Copy every record below exactly.

※

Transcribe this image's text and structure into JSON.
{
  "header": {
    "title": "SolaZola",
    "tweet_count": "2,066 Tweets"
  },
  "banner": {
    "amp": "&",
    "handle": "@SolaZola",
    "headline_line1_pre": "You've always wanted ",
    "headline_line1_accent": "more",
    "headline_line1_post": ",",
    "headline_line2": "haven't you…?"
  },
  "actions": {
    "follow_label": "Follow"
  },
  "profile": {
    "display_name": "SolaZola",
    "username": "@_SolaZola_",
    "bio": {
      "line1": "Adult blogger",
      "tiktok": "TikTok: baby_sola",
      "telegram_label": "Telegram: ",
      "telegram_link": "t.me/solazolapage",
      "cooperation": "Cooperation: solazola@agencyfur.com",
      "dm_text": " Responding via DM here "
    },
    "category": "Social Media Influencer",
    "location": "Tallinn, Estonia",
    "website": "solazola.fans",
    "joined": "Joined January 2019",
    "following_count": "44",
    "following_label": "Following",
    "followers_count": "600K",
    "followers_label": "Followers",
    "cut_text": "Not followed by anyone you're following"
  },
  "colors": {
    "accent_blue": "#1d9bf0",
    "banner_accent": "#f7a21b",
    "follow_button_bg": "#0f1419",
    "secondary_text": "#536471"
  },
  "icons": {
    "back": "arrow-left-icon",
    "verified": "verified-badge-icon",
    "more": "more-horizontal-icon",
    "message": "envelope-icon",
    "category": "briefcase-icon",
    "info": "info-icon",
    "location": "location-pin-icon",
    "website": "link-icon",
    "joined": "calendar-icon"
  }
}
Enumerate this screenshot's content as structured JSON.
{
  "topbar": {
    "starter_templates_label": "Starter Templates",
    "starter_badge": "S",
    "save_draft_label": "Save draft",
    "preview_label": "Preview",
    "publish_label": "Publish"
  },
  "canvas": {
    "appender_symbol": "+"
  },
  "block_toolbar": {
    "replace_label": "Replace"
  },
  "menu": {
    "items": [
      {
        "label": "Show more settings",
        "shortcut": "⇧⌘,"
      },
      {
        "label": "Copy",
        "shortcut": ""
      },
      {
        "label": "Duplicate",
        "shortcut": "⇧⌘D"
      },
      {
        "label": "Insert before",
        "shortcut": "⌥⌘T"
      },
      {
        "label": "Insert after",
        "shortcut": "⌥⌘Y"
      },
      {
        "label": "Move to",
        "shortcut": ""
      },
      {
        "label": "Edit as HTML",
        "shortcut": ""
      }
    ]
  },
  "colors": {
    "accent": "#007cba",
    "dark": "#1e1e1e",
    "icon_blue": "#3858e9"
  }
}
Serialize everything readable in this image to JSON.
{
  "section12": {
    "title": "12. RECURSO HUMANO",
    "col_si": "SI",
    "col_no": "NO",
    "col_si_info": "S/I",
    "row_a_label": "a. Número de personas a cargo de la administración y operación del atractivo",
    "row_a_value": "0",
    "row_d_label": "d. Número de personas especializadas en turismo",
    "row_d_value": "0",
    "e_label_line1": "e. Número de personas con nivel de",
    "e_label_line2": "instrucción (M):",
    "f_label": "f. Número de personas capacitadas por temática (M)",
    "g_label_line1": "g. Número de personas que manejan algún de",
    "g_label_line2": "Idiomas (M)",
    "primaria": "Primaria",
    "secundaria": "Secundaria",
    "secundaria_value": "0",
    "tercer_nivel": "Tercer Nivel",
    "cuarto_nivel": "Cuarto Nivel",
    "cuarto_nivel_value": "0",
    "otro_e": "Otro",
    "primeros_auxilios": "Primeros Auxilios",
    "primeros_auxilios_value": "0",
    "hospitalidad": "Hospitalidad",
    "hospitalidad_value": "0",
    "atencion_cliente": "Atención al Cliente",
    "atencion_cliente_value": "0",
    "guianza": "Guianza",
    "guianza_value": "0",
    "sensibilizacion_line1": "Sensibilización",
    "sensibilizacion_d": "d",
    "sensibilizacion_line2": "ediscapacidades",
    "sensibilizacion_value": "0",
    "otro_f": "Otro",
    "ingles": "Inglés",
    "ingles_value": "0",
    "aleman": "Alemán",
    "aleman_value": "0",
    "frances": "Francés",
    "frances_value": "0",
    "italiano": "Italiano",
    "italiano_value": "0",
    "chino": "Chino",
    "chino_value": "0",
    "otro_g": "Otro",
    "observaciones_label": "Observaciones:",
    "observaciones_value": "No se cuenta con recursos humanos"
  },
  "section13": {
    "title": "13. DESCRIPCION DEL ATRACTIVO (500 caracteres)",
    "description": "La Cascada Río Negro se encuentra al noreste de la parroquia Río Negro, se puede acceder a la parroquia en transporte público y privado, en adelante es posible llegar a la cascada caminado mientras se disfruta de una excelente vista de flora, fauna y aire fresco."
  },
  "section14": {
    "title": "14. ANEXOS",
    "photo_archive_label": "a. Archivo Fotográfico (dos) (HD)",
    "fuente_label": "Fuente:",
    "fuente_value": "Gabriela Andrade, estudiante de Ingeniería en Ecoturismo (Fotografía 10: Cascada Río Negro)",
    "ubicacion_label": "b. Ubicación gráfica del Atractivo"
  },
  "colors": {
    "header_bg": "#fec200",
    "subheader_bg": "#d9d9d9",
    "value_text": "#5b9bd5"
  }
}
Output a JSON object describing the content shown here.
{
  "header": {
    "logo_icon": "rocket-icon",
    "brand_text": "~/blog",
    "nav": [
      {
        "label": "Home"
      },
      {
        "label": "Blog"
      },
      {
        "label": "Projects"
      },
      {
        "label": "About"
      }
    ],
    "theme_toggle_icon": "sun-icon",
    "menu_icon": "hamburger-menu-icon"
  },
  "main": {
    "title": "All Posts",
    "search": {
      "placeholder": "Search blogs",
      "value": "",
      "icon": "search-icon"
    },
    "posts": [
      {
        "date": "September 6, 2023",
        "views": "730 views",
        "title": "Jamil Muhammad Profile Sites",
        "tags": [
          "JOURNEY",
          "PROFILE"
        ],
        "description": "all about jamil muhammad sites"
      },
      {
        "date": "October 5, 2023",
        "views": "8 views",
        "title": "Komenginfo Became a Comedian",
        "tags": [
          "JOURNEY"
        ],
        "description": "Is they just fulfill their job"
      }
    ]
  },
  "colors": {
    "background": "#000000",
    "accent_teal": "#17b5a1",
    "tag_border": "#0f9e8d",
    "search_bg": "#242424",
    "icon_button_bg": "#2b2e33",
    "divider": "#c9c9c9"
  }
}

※

__TASK OUTPUT__
Transcribe this image's text and structure into JSON.
{
  "header": {
    "title": "SolaZola",
    "tweet_count": "2,066 Tweets"
  },
  "banner": {
    "amp": "&",
    "handle": "@SolaZola",
    "headline_line1_pre": "You've always wanted ",
    "headline_line1_accent": "more",
    "headline_line1_post": ",",
    "headline_line2": "haven't you…?"
  },
  "actions": {
    "follow_label": "Follow"
  },
  "profile": {
    "display_name": "SolaZola",
    "username": "@_SolaZola_",
    "bio": {
      "line1": "Adult blogger",
      "tiktok": "TikTok: baby_sola",
      "telegram_label": "Telegram: ",
      "telegram_link": "t.me/solazolapage",
      "cooperation": "Cooperation: solazola@agencyfur.com",
      "dm_text": " Responding via DM here "
    },
    "category": "Social Media Influencer",
    "location": "Tallinn, Estonia",
    "website": "solazola.fans",
    "joined": "Joined January 2019",
    "following_count": "44",
    "following_label": "Following",
    "followers_count": "600K",
    "followers_label": "Followers",
    "cut_text": "Not followed by anyone you're following"
  },
  "colors": {
    "accent_blue": "#1d9bf0",
    "banner_accent": "#f7a21b",
    "follow_button_bg": "#0f1419",
    "secondary_text": "#536471"
  },
  "icons": {
    "back": "arrow-left-icon",
    "verified": "verified-badge-icon",
    "more": "more-horizontal-icon",
    "message": "envelope-icon",
    "category": "briefcase-icon",
    "info": "info-icon",
    "location": "location-pin-icon",
    "website": "link-icon",
    "joined": "calendar-icon"
  }
}
Enumerate this screenshot's content as structured JSON.
{
  "topbar": {
    "starter_templates_label": "Starter Templates",
    "starter_badge": "S",
    "save_draft_label": "Save draft",
    "preview_label": "Preview",
    "publish_label": "Publish"
  },
  "canvas": {
    "appender_symbol": "+"
  },
  "block_toolbar": {
    "replace_label": "Replace"
  },
  "menu": {
    "items": [
      {
        "label": "Show more settings",
        "shortcut": "⇧⌘,"
      },
      {
        "label": "Copy",
        "shortcut": ""
      },
      {
        "label": "Duplicate",
        "shortcut": "⇧⌘D"
      },
      {
        "label": "Insert before",
        "shortcut": "⌥⌘T"
      },
      {
        "label": "Insert after",
        "shortcut": "⌥⌘Y"
      },
      {
        "label": "Move to",
        "shortcut": ""
      },
      {
        "label": "Edit as HTML",
        "shortcut": ""
      }
    ]
  },
  "colors": {
    "accent": "#007cba",
    "dark": "#1e1e1e",
    "icon_blue": "#3858e9"
  }
}
Serialize everything readable in this image to JSON.
{
  "section12": {
    "title": "12. RECURSO HUMANO",
    "col_si": "SI",
    "col_no": "NO",
    "col_si_info": "S/I",
    "row_a_label": "a. Número de personas a cargo de la administración y operación del atractivo",
    "row_a_value": "0",
    "row_d_label": "d. Número de personas especializadas en turismo",
    "row_d_value": "0",
    "e_label_line1": "e. Número de personas con nivel de",
    "e_label_line2": "instrucción (M):",
    "f_label": "f. Número de personas capacitadas por temática (M)",
    "g_label_line1": "g. Número de personas que manejan algún de",
    "g_label_line2": "Idiomas (M)",
    "primaria": "Primaria",
    "secundaria": "Secundaria",
    "secundaria_value": "0",
    "tercer_nivel": "Tercer Nivel",
    "cuarto_nivel": "Cuarto Nivel",
    "cuarto_nivel_value": "0",
    "otro_e": "Otro",
    "primeros_auxilios": "Primeros Auxilios",
    "primeros_auxilios_value": "0",
    "hospitalidad": "Hospitalidad",
    "hospitalidad_value": "0",
    "atencion_cliente": "Atención al Cliente",
    "atencion_cliente_value": "0",
    "guianza": "Guianza",
    "guianza_value": "0",
    "sensibilizacion_line1": "Sensibilización",
    "sensibilizacion_d": "d",
    "sensibilizacion_line2": "ediscapacidades",
    "sensibilizacion_value": "0",
    "otro_f": "Otro",
    "ingles": "Inglés",
    "ingles_value": "0",
    "aleman": "Alemán",
    "aleman_value": "0",
    "frances": "Francés",
    "frances_value": "0",
    "italiano": "Italiano",
    "italiano_value": "0",
    "chino": "Chino",
    "chino_value": "0",
    "otro_g": "Otro",
    "observaciones_label": "Observaciones:",
    "observaciones_value": "No se cuenta con recursos humanos"
  },
  "section13": {
    "title": "13. DESCRIPCION DEL ATRACTIVO (500 caracteres)",
    "description": "La Cascada Río Negro se encuentra al noreste de la parroquia Río Negro, se puede acceder a la parroquia en transporte público y privado, en adelante es posible llegar a la cascada caminado mientras se disfruta de una excelente vista de flora, fauna y aire fresco."
  },
  "section14": {
    "title": "14. ANEXOS",
    "photo_archive_label": "a. Archivo Fotográfico (dos) (HD)",
    "fuente_label": "Fuente:",
    "fuente_value": "Gabriela Andrade, estudiante de Ingeniería en Ecoturismo (Fotografía 10: Cascada Río Negro)",
    "ubicacion_label": "b. Ubicación gráfica del Atractivo"
  },
  "colors": {
    "header_bg": "#fec200",
    "subheader_bg": "#d9d9d9",
    "value_text": "#5b9bd5"
  }
}
Output a JSON object describing the content shown here.
{
  "header": {
    "logo_icon": "rocket-icon",
    "brand_text": "~/blog",
    "nav": [
      {
        "label": "Home"
      },
      {
        "label": "Blog"
      },
      {
        "label": "Projects"
      },
      {
        "label": "About"
      }
    ],
    "theme_toggle_icon": "sun-icon",
    "menu_icon": "hamburger-menu-icon"
  },
  "main": {
    "title": "All Posts",
    "search": {
      "placeholder": "Search blogs",
      "value": "",
      "icon": "search-icon"
    },
    "posts": [
      {
        "date": "September 6, 2023",
        "views": "730 views",
        "title": "Jamil Muhammad Profile Sites",
        "tags": [
          "JOURNEY",
          "PROFILE"
        ],
        "description": "all about jamil muhammad sites"
      },
      {
        "date": "October 5, 2023",
        "views": "8 views",
        "title": "Komenginfo Became a Comedian",
        "tags": [
          "JOURNEY"
        ],
        "description": "Is they just fulfill their job"
      }
    ]
  },
  "colors": {
    "background": "#000000",
    "accent_teal": "#17b5a1",
    "tag_border": "#0f9e8d",
    "search_bg": "#242424",
    "icon_button_bg": "#2b2e33",
    "divider": "#c9c9c9"
  }
}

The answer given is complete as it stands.